“As a proud collaborator with MiDOG, I deeply appreciate their dedication to fostering partnerships between industry and veterinary experts. Their commitment to enhancing diagnostic quality for veterinarians is commendable. In my experience, their support has been invaluable, earning them a ‘Double A+, Triple Star’ rating. Their assistance has been faultless, contributing significantly to the success of my projects and studies. I eagerly anticipate our continued collaboration.”

Dr. Richard Harvey, BVSc DVD DipECVD PhD FRSB FRCVS; European Specialist in Veterinary Dermatology

“We’re seeing that, if we prescribe too many antibiotics or they’re taken too frequently, animals are developing inappropriate or pathogenic strains of bacteria. We’re also seeing that our antibiotics are just not working against them anymore… It’s a good example of why we need better diagnostic testing, like MiDOG, so that we’re selecting the correct antibiotic every time our patients have an infection.”

Dr. Alissa Rexo, DVM, CVA, DACVD, Mid-Atlantic Veterinary Dermatology

“The NGS technique as offered by MiDOG is wonderful because pathogens like Melissococcus plutonius, for example, are difficult to grow and keep alive in the laboratory. A standard laboratory cannot truly examine or even properly diagnose this pathogen in bee hives at this time. But with NGS, we can reliably diagnose it.”
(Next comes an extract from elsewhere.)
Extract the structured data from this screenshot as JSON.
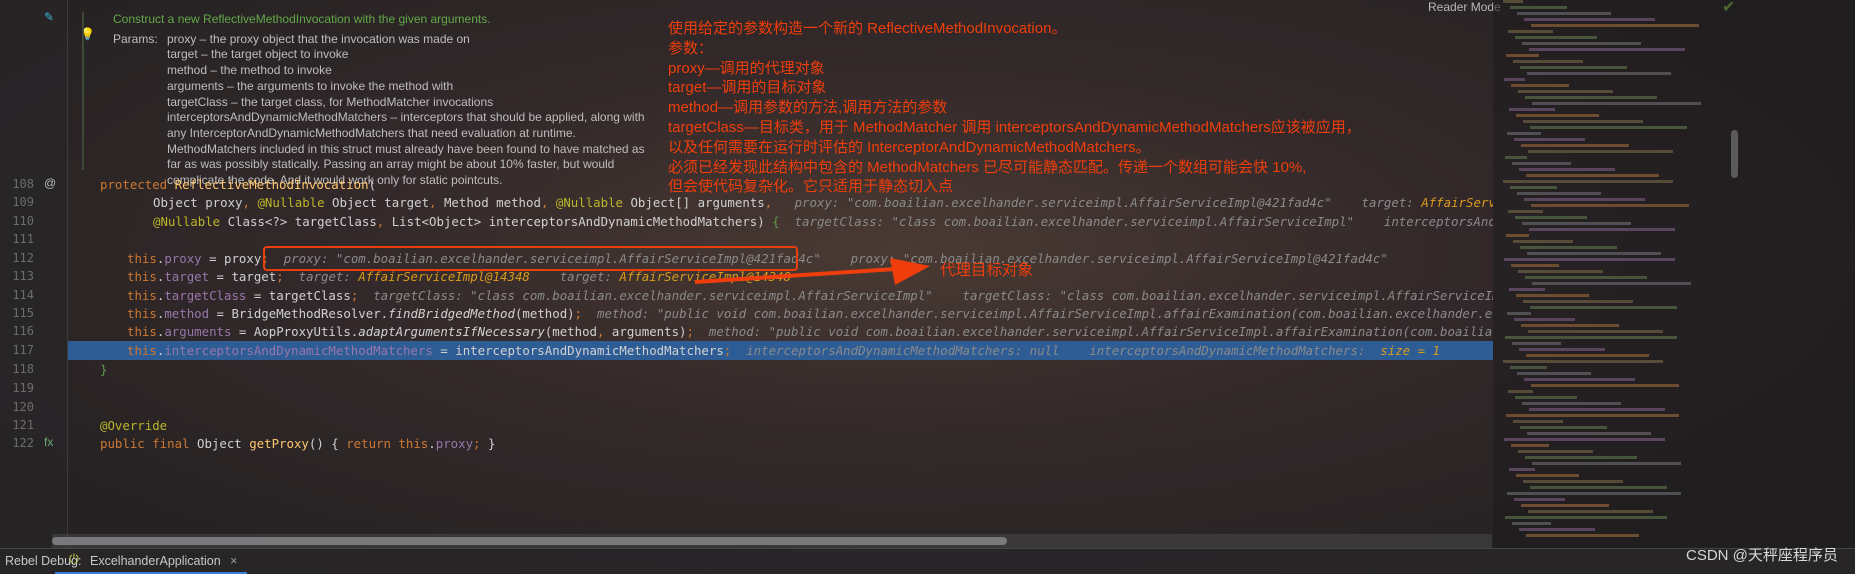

Dr. Joerg Mayer, Entomologist and Microbiologist at the University of Georgia

“For me, as a clinician and as a researcher, I see the immense value in the product [the All-in-One Test]. I have had great success using MiDOG clinically, including identifying Mycoplasma in a 24 year old pigeon, a Nannizziopsis spp in a ball python from a large pet distributor, Mycoplasma and Fusobacterium necrophorum co-infection in a peacock, and to identify an abnormal gut GI in a technician’s dog that tested negative for everything else (but we were able to establish what was abnormal, and work toward fixing it).”

Dr. Jeremy Rayl – Veterinarian, Block House Creek Animal Hospital, Cedar Park, Texas